**Information given:**
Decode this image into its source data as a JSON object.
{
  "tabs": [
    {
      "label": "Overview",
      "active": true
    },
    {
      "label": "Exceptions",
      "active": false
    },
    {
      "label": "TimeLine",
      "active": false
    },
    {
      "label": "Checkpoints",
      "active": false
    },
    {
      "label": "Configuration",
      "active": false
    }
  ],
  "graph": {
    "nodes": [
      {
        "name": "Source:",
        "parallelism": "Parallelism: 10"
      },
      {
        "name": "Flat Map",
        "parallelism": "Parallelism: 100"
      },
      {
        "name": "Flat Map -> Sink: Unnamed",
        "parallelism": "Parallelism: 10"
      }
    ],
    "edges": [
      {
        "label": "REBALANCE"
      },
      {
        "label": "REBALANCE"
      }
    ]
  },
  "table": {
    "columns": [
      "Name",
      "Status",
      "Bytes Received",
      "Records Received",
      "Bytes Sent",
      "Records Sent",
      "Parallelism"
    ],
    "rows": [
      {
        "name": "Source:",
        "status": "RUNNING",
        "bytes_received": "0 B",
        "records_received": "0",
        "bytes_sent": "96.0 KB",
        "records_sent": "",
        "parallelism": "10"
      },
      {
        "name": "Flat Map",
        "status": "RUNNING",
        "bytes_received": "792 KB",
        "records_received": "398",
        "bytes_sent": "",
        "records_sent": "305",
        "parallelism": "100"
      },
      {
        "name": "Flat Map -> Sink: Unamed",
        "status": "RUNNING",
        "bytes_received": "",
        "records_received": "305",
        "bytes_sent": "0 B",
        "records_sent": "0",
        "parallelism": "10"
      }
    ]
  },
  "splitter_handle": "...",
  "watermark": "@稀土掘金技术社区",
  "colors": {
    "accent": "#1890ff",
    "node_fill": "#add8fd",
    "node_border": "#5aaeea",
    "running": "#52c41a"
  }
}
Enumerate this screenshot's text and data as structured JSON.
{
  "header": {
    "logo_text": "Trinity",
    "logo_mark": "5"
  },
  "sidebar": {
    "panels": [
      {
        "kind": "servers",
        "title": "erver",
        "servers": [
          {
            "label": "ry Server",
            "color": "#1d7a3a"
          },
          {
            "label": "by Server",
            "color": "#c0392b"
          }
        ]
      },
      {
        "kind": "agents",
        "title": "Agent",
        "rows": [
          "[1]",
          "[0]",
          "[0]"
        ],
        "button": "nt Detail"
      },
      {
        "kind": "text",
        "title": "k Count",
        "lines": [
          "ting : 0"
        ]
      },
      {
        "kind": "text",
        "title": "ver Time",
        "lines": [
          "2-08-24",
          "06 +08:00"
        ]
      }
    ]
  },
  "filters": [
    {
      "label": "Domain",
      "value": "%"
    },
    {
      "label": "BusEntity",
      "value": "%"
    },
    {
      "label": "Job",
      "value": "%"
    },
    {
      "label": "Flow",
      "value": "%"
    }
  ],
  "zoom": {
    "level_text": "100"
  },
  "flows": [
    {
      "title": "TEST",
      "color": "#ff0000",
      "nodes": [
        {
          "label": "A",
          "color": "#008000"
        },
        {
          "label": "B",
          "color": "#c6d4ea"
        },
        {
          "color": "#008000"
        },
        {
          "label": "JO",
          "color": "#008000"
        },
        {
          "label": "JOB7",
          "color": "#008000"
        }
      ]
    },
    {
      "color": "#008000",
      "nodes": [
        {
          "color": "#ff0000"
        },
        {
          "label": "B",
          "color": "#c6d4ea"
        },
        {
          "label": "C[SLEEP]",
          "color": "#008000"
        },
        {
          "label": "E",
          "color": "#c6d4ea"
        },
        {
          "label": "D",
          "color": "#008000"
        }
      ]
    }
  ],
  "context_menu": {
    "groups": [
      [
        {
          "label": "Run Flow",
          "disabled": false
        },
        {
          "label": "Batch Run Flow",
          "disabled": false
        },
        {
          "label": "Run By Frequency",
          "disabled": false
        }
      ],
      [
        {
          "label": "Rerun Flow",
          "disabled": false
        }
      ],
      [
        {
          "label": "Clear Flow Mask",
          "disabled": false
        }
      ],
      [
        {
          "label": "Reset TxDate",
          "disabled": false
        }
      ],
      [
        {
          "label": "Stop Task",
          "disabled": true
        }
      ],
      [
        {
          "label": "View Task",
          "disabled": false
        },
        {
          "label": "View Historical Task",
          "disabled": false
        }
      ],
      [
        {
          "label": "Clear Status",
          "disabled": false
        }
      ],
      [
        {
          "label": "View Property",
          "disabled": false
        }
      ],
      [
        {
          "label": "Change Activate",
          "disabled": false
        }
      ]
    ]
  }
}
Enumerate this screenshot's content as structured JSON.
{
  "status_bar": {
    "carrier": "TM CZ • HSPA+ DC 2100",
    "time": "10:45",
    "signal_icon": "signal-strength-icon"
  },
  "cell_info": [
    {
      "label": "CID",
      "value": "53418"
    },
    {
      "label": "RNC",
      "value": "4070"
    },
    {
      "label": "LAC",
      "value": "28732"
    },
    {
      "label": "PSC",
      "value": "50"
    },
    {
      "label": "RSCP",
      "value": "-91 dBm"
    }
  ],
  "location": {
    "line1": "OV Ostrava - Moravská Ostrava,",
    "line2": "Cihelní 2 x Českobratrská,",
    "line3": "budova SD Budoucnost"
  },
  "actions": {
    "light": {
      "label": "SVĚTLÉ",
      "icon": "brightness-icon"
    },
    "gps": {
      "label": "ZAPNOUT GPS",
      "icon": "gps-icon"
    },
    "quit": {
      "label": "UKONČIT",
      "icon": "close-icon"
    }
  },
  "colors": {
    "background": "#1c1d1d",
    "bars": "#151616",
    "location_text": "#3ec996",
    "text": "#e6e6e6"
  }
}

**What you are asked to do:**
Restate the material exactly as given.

**Answer for the task:**
Decode this image into its source data as a JSON object.
{
  "tabs": [
    {
      "label": "Overview",
      "active": true
    },
    {
      "label": "Exceptions",
      "active": false
    },
    {
      "label": "TimeLine",
      "active": false
    },
    {
      "label": "Checkpoints",
      "active": false
    },
    {
      "label": "Configuration",
      "active": false
    }
  ],
  "graph": {
    "nodes": [
      {
        "name": "Source:",
        "parallelism": "Parallelism: 10"
      },
      {
        "name": "Flat Map",
        "parallelism": "Parallelism: 100"
      },
      {
        "name": "Flat Map -> Sink: Unnamed",
        "parallelism": "Parallelism: 10"
      }
    ],
    "edges": [
      {
        "label": "REBALANCE"
      },
      {
        "label": "REBALANCE"
      }
    ]
  },
  "table": {
    "columns": [
      "Name",
      "Status",
      "Bytes Received",
      "Records Received",
      "Bytes Sent",
      "Records Sent",
      "Parallelism"
    ],
    "rows": [
      {
        "name": "Source:",
        "status": "RUNNING",
        "bytes_received": "0 B",
        "records_received": "0",
        "bytes_sent": "96.0 KB",
        "records_sent": "",
        "parallelism": "10"
      },
      {
        "name": "Flat Map",
        "status": "RUNNING",
        "bytes_received": "792 KB",
        "records_received": "398",
        "bytes_sent": "",
        "records_sent": "305",
        "parallelism": "100"
      },
      {
        "name": "Flat Map -> Sink: Unamed",
        "status": "RUNNING",
        "bytes_received": "",
        "records_received": "305",
        "bytes_sent": "0 B",
        "records_sent": "0",
        "parallelism": "10"
      }
    ]
  },
  "splitter_handle": "...",
  "watermark": "@稀土掘金技术社区",
  "colors": {
    "accent": "#1890ff",
    "node_fill": "#add8fd",
    "node_border": "#5aaeea",
    "running": "#52c41a"
  }
}
Enumerate this screenshot's text and data as structured JSON.
{
  "header": {
    "logo_text": "Trinity",
    "logo_mark": "5"
  },
  "sidebar": {
    "panels": [
      {
        "kind": "servers",
        "title": "erver",
        "servers": [
          {
            "label": "ry Server",
            "color": "#1d7a3a"
          },
          {
            "label": "by Server",
            "color": "#c0392b"
          }
        ]
      },
      {
        "kind": "agents",
        "title": "Agent",
        "rows": [
          "[1]",
          "[0]",
          "[0]"
        ],
        "button": "nt Detail"
      },
      {
        "kind": "text",
        "title": "k Count",
        "lines": [
          "ting : 0"
        ]
      },
      {
        "kind": "text",
        "title": "ver Time",
        "lines": [
          "2-08-24",
          "06 +08:00"
        ]
      }
    ]
  },
  "filters": [
    {
      "label": "Domain",
      "value": "%"
    },
    {
      "label": "BusEntity",
      "value": "%"
    },
    {
      "label": "Job",
      "value": "%"
    },
    {
      "label": "Flow",
      "value": "%"
    }
  ],
  "zoom": {
    "level_text": "100"
  },
  "flows": [
    {
      "title": "TEST",
      "color": "#ff0000",
      "nodes": [
        {
          "label": "A",
          "color": "#008000"
        },
        {
          "label": "B",
          "color": "#c6d4ea"
        },
        {
          "color": "#008000"
        },
        {
          "label": "JO",
          "color": "#008000"
        },
        {
          "label": "JOB7",
          "color": "#008000"
        }
      ]
    },
    {
      "color": "#008000",
      "nodes": [
        {
          "color": "#ff0000"
        },
        {
          "label": "B",
          "color": "#c6d4ea"
        },
        {
          "label": "C[SLEEP]",
          "color": "#008000"
        },
        {
          "label": "E",
          "color": "#c6d4ea"
        },
        {
          "label": "D",
          "color": "#008000"
        }
      ]
    }
  ],
  "context_menu": {
    "groups": [
      [
        {
          "label": "Run Flow",
          "disabled": false
        },
        {
          "label": "Batch Run Flow",
          "disabled": false
        },
        {
          "label": "Run By Frequency",
          "disabled": false
        }
      ],
      [
        {
          "label": "Rerun Flow",
          "disabled": false
        }
      ],
      [
        {
          "label": "Clear Flow Mask",
          "disabled": false
        }
      ],
      [
        {
          "label": "Reset TxDate",
          "disabled": false
        }
      ],
      [
        {
          "label": "Stop Task",
          "disabled": true
        }
      ],
      [
        {
          "label": "View Task",
          "disabled": false
        },
        {
          "label": "View Historical Task",
          "disabled": false
        }
      ],
      [
        {
          "label": "Clear Status",
          "disabled": false
        }
      ],
      [
        {
          "label": "View Property",
          "disabled": false
        }
      ],
      [
        {
          "label": "Change Activate",
          "disabled": false
        }
      ]
    ]
  }
}
Enumerate this screenshot's content as structured JSON.
{
  "status_bar": {
    "carrier": "TM CZ • HSPA+ DC 2100",
    "time": "10:45",
    "signal_icon": "signal-strength-icon"
  },
  "cell_info": [
    {
      "label": "CID",
      "value": "53418"
    },
    {
      "label": "RNC",
      "value": "4070"
    },
    {
      "label": "LAC",
      "value": "28732"
    },
    {
      "label": "PSC",
      "value": "50"
    },
    {
      "label": "RSCP",
      "value": "-91 dBm"
    }
  ],
  "location": {
    "line1": "OV Ostrava - Moravská Ostrava,",
    "line2": "Cihelní 2 x Českobratrská,",
    "line3": "budova SD Budoucnost"
  },
  "actions": {
    "light": {
      "label": "SVĚTLÉ",
      "icon": "brightness-icon"
    },
    "gps": {
      "label": "ZAPNOUT GPS",
      "icon": "gps-icon"
    },
    "quit": {
      "label": "UKONČIT",
      "icon": "close-icon"
    }
  },
  "colors": {
    "background": "#1c1d1d",
    "bars": "#151616",
    "location_text": "#3ec996",
    "text": "#e6e6e6"
  }
}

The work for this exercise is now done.